Kenya’s IDPs (Internally Displaced Persons) found themselves homeless as a result of violent ethnic clashes following the December 2007 presidential elections. They were mercilessly chased from their homes, burned off of their land, raped, beaten and witnessed horrific acts of violence. Nearly 1,500 of these Kenyans, primarily from the Rift Valley region, lost their lives and 650,000 found themselves living as refugees in their own country. Aid agencies came into the country and provided refugee tents and small rations of food at Show Ground areas throughout the Rift Valley, but that only served as a bandaid on a very large problem.
The IDP’s have had many challenges along the way, but are finally beginning to be resettled by the government and have started to rebuild their lives. VICDA is passionate about helping these people through various community projects including water projects, agriculture and farming projects, medical centers and schools.
Pipeline IDP Camp – VICDA has assisted in the construction of a dispensary, the fundraising for houses and micro loans for small business at Pipeline. Current challenges at Pipeline include sanitation and the need for more homes. So far, 63 homes have been built but some 800 families still live in refugee tents that are long expired.
Kikopey IDP Camp – VICDA has constructed a school house at Kikopey, hosted a medical camp and provided micro loans for small businesses. Due to the arid climate at Kikopey, the main challenge for the residents is water, especially during the dry seasons.
GIWA Farm IDP Camp – Members of GIWA have been resettled by the government at have really begun to look forward. VICDA has assisted by constructing a large primary school for the 700 kids at the camp and they have started construction of a large medical facility. Continuing challenges for GIWA include access to water and sanitation.
Please take a moment to read this testimonial from Meryl and Peter, former volunteers who helped construct the dispensary at Pipeline IDP Camp:
We chose GVN and the IDP program in Kenya because they were seeking mature aged people. The volunteers who started the medical assistance, Danni and Anne, inspired us, and then the support we had from the Pipeline community, the local Nakuru community and the friends and family from home who pledged money to assist. The initial clinic and business centre building was constructed by the IDP community in a period of about 4 weeks – from conception to commission – an incredible effort given the conditions.
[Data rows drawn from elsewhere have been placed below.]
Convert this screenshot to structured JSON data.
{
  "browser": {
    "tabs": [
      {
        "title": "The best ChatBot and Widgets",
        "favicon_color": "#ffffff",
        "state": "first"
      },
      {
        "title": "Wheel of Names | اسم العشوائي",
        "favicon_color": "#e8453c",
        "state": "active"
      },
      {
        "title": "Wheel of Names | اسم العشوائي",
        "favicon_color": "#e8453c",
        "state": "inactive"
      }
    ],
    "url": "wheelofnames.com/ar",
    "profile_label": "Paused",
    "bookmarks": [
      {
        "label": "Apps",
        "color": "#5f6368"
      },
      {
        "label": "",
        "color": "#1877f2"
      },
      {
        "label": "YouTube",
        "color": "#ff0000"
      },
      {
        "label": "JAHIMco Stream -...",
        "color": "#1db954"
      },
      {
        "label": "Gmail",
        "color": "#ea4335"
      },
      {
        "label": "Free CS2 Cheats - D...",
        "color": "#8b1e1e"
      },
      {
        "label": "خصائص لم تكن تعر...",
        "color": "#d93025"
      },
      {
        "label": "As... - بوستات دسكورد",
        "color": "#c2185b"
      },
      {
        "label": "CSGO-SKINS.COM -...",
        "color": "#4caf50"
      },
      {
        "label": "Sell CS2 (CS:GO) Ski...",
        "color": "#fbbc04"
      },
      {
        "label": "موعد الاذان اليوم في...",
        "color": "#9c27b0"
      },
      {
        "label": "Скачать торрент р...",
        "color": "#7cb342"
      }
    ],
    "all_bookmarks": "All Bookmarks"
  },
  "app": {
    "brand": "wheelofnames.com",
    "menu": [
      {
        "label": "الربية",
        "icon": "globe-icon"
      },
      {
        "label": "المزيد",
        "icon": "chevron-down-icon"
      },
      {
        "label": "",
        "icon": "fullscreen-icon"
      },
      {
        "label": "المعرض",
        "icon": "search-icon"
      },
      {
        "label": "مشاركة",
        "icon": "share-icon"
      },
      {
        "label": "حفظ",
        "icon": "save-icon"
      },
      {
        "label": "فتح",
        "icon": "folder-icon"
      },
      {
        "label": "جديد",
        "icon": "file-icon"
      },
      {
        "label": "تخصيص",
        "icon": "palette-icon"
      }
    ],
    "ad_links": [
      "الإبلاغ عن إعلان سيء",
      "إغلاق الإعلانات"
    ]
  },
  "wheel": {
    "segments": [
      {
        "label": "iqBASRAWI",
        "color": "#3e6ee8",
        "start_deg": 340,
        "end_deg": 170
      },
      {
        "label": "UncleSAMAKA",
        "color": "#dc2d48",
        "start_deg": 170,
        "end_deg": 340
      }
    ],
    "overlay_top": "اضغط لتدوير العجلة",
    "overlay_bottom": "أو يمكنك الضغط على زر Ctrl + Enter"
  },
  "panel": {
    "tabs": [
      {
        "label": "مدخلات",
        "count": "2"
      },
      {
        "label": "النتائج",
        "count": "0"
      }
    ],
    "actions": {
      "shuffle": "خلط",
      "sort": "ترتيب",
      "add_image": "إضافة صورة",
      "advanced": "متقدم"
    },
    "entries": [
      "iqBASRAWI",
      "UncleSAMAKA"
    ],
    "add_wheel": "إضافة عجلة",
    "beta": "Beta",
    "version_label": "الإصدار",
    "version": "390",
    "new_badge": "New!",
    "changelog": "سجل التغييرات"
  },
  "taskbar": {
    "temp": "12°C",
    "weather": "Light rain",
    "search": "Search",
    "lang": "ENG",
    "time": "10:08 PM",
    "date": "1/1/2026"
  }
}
A community owned and supported “solid” structure in the midst of their uncertainty that provide immediate and ongoing benefit was the goal. We also wanted to provide something that could be “built on” by future volunteers.